Examine the records and identify each line that includes the string "this". Copy those lines.

*** Supplied data Section Begins ***

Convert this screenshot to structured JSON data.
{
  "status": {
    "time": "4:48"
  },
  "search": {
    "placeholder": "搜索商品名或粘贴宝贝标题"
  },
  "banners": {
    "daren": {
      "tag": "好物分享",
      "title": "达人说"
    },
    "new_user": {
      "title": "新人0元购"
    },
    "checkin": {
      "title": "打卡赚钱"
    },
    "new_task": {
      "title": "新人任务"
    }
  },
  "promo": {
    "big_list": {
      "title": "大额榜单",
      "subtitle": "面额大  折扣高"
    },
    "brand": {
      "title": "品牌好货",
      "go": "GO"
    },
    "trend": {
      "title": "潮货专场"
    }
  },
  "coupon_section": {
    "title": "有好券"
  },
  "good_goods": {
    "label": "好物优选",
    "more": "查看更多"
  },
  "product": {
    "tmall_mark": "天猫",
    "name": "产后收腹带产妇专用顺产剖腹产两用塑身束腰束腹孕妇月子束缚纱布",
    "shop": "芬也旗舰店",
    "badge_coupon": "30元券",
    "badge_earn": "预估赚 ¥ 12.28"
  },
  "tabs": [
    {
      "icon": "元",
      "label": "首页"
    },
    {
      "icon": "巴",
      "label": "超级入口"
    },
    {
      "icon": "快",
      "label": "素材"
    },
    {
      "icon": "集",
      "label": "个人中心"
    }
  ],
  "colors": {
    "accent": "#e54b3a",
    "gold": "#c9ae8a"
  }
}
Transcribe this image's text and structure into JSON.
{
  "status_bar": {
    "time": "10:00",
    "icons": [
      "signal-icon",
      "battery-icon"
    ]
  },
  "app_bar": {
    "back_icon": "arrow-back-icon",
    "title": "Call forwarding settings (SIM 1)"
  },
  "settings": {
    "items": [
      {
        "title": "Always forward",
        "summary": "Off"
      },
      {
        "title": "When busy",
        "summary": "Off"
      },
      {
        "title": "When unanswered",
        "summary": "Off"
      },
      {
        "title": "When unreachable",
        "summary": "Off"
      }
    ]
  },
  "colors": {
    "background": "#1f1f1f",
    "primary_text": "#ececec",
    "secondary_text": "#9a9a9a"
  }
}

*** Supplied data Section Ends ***

Written answer =>
Convert this screenshot to structured JSON data.
Transcribe this image's text and structure into JSON.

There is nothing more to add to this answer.